GREENSBORO, N.C. - Whenever there's a major natural disaster, organizations jump in to help with the relief effort. Charities are already busy during this time of year because of the holidays.
So, how can you make sure you don't get ripped off? Don't make a donation based solely on a charity's name. The Better Business Bureau says schemers often create fake organizations that include the name of a disaster to make it sound more official. Responding to social media campaigns that you haven't checked out is another common mistake. The BBB says just because your friend posted a link to donate, doesn't mean you should trust it.
No matter where you donate, Greensboro Better Business Bureau President Kevin Hinterberger says to ask, "How much of my donation ends up going to the charity organization that you're representing? They should be able to provide that information to you and they should be able to give you a percentage of what that amount would be."
The American Red Cross says 91 percent of your money goes to directly to help people, near or far. The Salvation Army reports 88 percent of your contribution goes to local programs and services. More than 85 percent of dollars stay right here in the local community when you give to the United Way. Keep in mind, each of these organizations has different goals, programs and missions.

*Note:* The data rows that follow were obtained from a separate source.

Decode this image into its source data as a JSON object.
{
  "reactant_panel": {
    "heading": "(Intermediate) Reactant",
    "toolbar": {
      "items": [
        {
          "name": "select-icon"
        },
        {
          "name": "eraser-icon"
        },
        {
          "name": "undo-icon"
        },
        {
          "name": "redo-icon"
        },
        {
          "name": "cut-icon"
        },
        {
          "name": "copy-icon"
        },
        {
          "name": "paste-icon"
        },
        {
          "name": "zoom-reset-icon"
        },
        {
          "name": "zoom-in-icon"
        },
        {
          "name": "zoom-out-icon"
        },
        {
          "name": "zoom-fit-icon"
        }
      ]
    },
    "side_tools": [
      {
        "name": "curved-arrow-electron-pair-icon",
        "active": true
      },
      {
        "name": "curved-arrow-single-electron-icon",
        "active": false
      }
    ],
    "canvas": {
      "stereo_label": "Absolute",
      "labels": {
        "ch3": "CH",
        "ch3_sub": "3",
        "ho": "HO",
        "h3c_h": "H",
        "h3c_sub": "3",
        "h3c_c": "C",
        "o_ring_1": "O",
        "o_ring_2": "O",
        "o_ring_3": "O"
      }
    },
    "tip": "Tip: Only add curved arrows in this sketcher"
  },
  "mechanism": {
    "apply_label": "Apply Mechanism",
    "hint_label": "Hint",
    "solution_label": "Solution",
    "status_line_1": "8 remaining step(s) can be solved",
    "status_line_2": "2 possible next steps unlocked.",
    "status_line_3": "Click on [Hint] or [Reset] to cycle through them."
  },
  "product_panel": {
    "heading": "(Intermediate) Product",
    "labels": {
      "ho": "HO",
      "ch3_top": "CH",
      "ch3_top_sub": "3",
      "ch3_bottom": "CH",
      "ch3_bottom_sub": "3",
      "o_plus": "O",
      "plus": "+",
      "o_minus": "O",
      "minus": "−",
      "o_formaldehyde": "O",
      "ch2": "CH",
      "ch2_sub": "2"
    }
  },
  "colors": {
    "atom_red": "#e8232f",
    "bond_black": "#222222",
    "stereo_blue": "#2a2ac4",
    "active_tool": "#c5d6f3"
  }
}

Greensboro United Way President and CEO Michelle Gethers-Clark says, "We truly do spend time getting under the cover or peeling back the onion to say, 'What are some of the root causes and how do we change the lives of people?...We pool our intellectual and financial resources to direct our energy toward direct programming that provides the solution directly to citizens most in need."
We've all heard the warning before: if someone calls you and asks for money, it could be a schemer. However, sometimes organizations hire companies to help them get donations. The Better Business Bureau says you should ask the person on the line if they work or volunteer directly for an organization, or if they're a telemarketer. If you want all of your money to go to a certain cause, hang up and call the group yourself. Then, you know there's not a middle-man getting a cut.
"You need to protect your personal information. You need to protect your credit card information. If someone is very adamant you that need to make a donation now, it's a red flag," Hinterberger said.
Other key questions you should ask before donating:
* How much of your donation goes to help people?
* How much does the organization keep to cover its own expenses?
* How will the group spend your money? In many cases, you can give specific instructions about where you want your money to go.
Better Business Bureau's List of Common Donation Mistakes:
• MISTAKE # 1: MAKING A DONATION DECISION BASED SOLELY ON CHARITY'S NAME.
Charities ranging from well-known emergency relief organizations to organizations experienced in reconstruction will likely be soliciting for various relief assistance efforts. Make sure the appeal specifies how the charity will help. If it does not, visit the charity's website. Also, watch out for charity names that include the name of the disaster - it could be a start-up group with little experience or a questionable effort seeking to gain confidence through its title.
• MISTAKE # 2: COLLECT CLOTHING AND GOODS WITHOUT VERIFYING THAT ITEMS CAN BE USED.
Unless you have verified that a charity is in need of specific items and has a distribution plan in place, collecting clothing, food and other goods may end up being a wasted effort. Relief organizations often prefer to purchase goods near the location of the disaster to help speed delivery and avoid expensive long distance freight costs. Also, sending non-essential items may actually slow down the charity's ability to address urgent needs.
• MISTAKE # 3: SENDING DONATIONS TO INEXPERIENCED RELIEF EFFORTS
Good intentions alone are not enough to carry out relief activities effectively. If the charity has not previously been involved in disaster relief, or does not have experience in assisting the overseas nation(s) that have been impacted, this likely will hamper their ability to work well in the affected areas.
• MISTAKE # 4: RESPONDING TO ONLINE & SOCIAL MEDIA APPEALS WITHOUT CHECKING
Don't let your guard down just because the appeal is online. Don't assume that since a third-party blog, website or friend recommended a relief charity that it has been thoroughly vetted. Check out the charity's website on your own.
• MISTAKE #5: DONATING WITHOUT DOING YOUR HOMEWORK
Find out if a charity meets recognized accountability standards. If you want assurance that the charity is transparent, accountable, and well managed, see if it meets the BBB Wise Giving Alliance's 20 "Standards for Charity Accountability" by visiting Give.org